(Collected data entries)
┄┄┄┄┄┄┄┄┄┄
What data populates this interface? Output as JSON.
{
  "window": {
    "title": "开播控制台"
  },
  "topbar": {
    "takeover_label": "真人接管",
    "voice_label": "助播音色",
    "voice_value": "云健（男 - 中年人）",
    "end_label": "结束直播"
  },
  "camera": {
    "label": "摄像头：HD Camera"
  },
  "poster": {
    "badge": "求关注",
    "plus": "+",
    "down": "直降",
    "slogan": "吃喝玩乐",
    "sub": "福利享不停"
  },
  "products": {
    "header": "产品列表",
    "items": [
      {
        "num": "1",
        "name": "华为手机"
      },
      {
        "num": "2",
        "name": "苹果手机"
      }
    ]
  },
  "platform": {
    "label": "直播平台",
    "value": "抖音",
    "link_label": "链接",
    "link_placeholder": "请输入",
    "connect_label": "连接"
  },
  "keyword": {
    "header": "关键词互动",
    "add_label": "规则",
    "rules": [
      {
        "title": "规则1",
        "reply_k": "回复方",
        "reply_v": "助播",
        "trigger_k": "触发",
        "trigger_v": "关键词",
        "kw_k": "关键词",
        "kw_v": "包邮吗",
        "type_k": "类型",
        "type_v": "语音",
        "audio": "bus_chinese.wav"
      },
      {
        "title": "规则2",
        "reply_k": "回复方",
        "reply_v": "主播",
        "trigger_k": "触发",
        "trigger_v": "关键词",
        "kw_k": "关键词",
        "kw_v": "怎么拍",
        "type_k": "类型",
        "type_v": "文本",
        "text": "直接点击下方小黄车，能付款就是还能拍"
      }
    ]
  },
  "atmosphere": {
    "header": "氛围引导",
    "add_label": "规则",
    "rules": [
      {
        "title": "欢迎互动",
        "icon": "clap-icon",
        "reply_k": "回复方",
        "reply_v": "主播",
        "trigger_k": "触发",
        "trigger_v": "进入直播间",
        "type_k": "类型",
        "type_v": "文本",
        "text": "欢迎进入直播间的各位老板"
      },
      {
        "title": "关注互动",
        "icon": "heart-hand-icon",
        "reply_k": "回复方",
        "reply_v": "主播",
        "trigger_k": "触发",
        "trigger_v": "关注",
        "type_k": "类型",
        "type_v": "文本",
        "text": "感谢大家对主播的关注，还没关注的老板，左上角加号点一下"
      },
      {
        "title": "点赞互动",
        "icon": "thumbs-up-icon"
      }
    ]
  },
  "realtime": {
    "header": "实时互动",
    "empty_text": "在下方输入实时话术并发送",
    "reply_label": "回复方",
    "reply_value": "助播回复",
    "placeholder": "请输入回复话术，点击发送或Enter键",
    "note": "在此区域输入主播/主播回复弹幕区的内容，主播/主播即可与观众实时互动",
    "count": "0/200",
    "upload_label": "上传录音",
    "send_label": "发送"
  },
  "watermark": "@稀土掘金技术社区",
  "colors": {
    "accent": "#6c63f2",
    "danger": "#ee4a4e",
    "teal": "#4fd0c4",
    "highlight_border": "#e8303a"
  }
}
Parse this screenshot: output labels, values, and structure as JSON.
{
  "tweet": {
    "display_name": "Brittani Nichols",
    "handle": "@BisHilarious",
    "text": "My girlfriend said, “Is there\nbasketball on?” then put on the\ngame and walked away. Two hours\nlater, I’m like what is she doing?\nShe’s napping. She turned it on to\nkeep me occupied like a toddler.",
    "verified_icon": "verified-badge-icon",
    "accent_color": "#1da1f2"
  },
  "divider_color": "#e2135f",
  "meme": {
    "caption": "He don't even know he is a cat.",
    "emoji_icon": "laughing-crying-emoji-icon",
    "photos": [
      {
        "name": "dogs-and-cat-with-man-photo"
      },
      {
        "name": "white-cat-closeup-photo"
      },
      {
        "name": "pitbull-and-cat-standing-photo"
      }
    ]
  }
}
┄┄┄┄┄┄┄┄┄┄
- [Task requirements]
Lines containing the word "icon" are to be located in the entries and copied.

- [Answer box]
        "icon": "clap-icon",
        "icon": "heart-hand-icon",
        "icon": "thumbs-up-icon"
    "verified_icon": "verified-badge-icon",
    "emoji_icon": "laughing-crying-emoji-icon",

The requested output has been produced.